ASSIGNMENT: Each entry must be given again exactly as it appears, with images excluded.

THE DATA:
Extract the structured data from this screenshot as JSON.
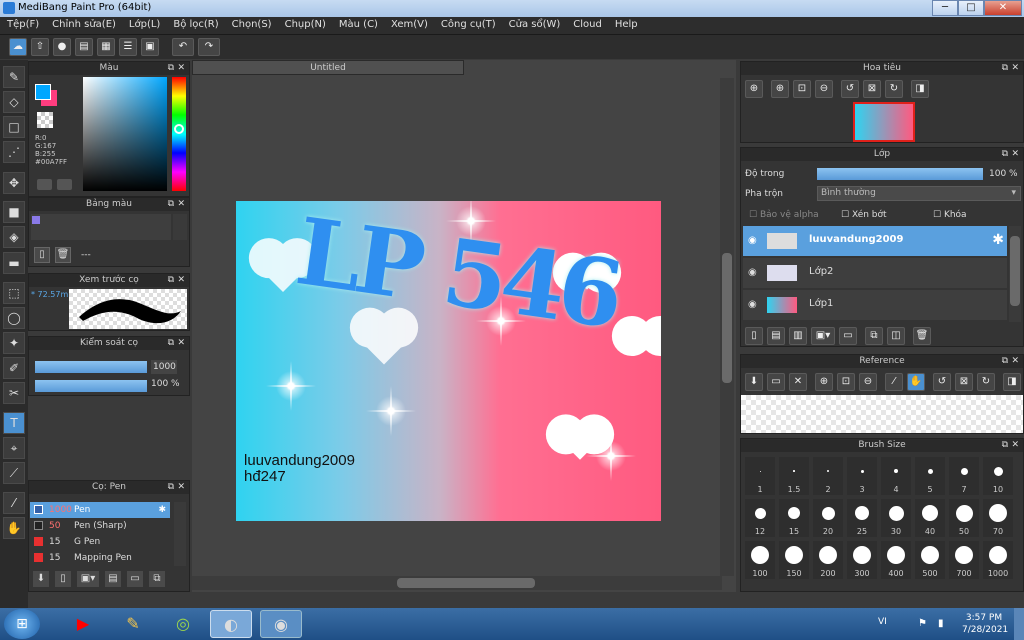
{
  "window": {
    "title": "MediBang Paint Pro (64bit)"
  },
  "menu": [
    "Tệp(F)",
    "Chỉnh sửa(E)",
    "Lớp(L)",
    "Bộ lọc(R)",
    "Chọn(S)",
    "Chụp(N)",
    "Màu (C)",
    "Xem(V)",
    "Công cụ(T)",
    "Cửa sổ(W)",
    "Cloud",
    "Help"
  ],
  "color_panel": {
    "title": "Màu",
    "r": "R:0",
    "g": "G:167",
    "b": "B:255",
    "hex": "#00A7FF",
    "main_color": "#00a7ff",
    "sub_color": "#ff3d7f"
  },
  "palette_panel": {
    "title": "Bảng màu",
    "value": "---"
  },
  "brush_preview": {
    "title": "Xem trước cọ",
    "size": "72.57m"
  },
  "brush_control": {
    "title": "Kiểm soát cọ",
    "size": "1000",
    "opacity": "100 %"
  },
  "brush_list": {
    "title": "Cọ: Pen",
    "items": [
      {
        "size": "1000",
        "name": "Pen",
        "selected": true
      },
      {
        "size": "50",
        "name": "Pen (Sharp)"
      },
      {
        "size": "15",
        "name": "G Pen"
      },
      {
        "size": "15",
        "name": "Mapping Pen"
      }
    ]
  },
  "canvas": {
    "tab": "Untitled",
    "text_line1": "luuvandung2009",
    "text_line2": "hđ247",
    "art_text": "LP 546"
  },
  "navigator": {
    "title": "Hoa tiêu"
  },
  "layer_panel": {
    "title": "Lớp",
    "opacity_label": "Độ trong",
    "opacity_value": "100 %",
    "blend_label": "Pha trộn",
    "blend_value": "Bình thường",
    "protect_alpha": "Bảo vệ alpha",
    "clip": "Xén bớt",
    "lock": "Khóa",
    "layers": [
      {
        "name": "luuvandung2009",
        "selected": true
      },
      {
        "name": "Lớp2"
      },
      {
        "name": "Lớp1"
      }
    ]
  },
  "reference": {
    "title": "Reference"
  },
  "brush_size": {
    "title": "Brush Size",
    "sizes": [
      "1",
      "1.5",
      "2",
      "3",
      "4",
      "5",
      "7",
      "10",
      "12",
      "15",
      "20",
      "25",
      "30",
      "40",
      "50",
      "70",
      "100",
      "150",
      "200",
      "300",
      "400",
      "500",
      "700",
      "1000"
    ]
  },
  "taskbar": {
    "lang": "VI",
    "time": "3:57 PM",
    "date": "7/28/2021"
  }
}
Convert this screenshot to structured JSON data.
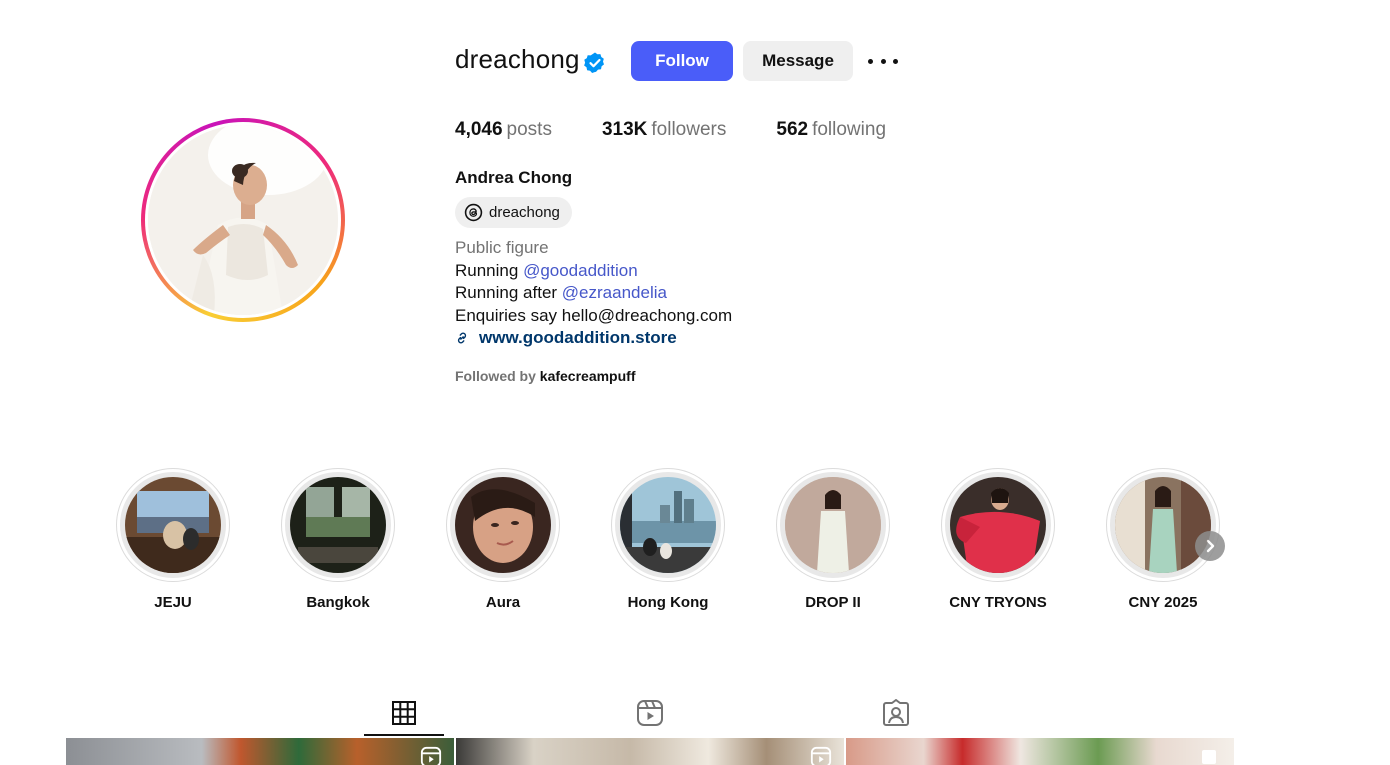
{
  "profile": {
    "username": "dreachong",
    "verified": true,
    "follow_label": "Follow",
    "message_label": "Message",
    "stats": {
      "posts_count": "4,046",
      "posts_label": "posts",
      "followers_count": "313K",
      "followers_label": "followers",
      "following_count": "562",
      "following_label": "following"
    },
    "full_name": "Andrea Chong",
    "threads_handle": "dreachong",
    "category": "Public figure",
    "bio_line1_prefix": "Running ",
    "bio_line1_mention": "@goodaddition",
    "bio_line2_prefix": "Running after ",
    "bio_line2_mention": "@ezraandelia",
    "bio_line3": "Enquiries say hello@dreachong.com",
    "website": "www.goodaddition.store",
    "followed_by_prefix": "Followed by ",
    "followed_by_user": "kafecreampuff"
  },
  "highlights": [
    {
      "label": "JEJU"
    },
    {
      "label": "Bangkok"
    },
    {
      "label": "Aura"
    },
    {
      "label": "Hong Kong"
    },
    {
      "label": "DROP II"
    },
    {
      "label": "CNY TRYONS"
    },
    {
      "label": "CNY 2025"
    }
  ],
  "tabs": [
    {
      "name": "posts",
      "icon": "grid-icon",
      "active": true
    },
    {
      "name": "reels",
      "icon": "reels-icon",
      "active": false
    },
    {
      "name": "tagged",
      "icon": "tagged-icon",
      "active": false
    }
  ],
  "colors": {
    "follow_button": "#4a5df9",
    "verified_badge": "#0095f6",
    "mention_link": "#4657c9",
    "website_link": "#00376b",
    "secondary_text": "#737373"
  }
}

COMPLETED TASK:
Extract the structured data from this screenshot as JSON.
{
  "window": {
    "title": "MediBang Paint Pro (64bit)"
  },
  "menu": [
    "Tệp(F)",
    "Chỉnh sửa(E)",
    "Lớp(L)",
    "Bộ lọc(R)",
    "Chọn(S)",
    "Chụp(N)",
    "Màu (C)",
    "Xem(V)",
    "Công cụ(T)",
    "Cửa sổ(W)",
    "Cloud",
    "Help"
  ],
  "color_panel": {
    "title": "Màu",
    "r": "R:0",
    "g": "G:167",
    "b": "B:255",
    "hex": "#00A7FF",
    "main_color": "#00a7ff",
    "sub_color": "#ff3d7f"
  },
  "palette_panel": {
    "title": "Bảng màu",
    "value": "---"
  },
  "brush_preview": {
    "title": "Xem trước cọ",
    "size": "72.57m"
  },
  "brush_control": {
    "title": "Kiểm soát cọ",
    "size": "1000",
    "opacity": "100 %"
  },
  "brush_list": {
    "title": "Cọ: Pen",
    "items": [
      {
        "size": "1000",
        "name": "Pen",
        "selected": true
      },
      {
        "size": "50",
        "name": "Pen (Sharp)"
      },
      {
        "size": "15",
        "name": "G Pen"
      },
      {
        "size": "15",
        "name": "Mapping Pen"
      }
    ]
  },
  "canvas": {
    "tab": "Untitled",
    "text_line1": "luuvandung2009",
    "text_line2": "hđ247",
    "art_text": "LP 546"
  },
  "navigator": {
    "title": "Hoa tiêu"
  },
  "layer_panel": {
    "title": "Lớp",
    "opacity_label": "Độ trong",
    "opacity_value": "100 %",
    "blend_label": "Pha trộn",
    "blend_value": "Bình thường",
    "protect_alpha": "Bảo vệ alpha",
    "clip": "Xén bớt",
    "lock": "Khóa",
    "layers": [
      {
        "name": "luuvandung2009",
        "selected": true
      },
      {
        "name": "Lớp2"
      },
      {
        "name": "Lớp1"
      }
    ]
  },
  "reference": {
    "title": "Reference"
  },
  "brush_size": {
    "title": "Brush Size",
    "sizes": [
      "1",
      "1.5",
      "2",
      "3",
      "4",
      "5",
      "7",
      "10",
      "12",
      "15",
      "20",
      "25",
      "30",
      "40",
      "50",
      "70",
      "100",
      "150",
      "200",
      "300",
      "400",
      "500",
      "700",
      "1000"
    ]
  },
  "taskbar": {
    "lang": "VI",
    "time": "3:57 PM",
    "date": "7/28/2021"
  }
}
Convert this screenshot to structured JSON data.
{
  "profile": {
    "username": "dreachong",
    "verified": true,
    "follow_label": "Follow",
    "message_label": "Message",
    "stats": {
      "posts_count": "4,046",
      "posts_label": "posts",
      "followers_count": "313K",
      "followers_label": "followers",
      "following_count": "562",
      "following_label": "following"
    },
    "full_name": "Andrea Chong",
    "threads_handle": "dreachong",
    "category": "Public figure",
    "bio_line1_prefix": "Running ",
    "bio_line1_mention": "@goodaddition",
    "bio_line2_prefix": "Running after ",
    "bio_line2_mention": "@ezraandelia",
    "bio_line3": "Enquiries say hello@dreachong.com",
    "website": "www.goodaddition.store",
    "followed_by_prefix": "Followed by ",
    "followed_by_user": "kafecreampuff"
  },
  "highlights": [
    {
      "label": "JEJU"
    },
    {
      "label": "Bangkok"
    },
    {
      "label": "Aura"
    },
    {
      "label": "Hong Kong"
    },
    {
      "label": "DROP II"
    },
    {
      "label": "CNY TRYONS"
    },
    {
      "label": "CNY 2025"
    }
  ],
  "tabs": [
    {
      "name": "posts",
      "icon": "grid-icon",
      "active": true
    },
    {
      "name": "reels",
      "icon": "reels-icon",
      "active": false
    },
    {
      "name": "tagged",
      "icon": "tagged-icon",
      "active": false
    }
  ],
  "colors": {
    "follow_button": "#4a5df9",
    "verified_badge": "#0095f6",
    "mention_link": "#4657c9",
    "website_link": "#00376b",
    "secondary_text": "#737373"
  }
}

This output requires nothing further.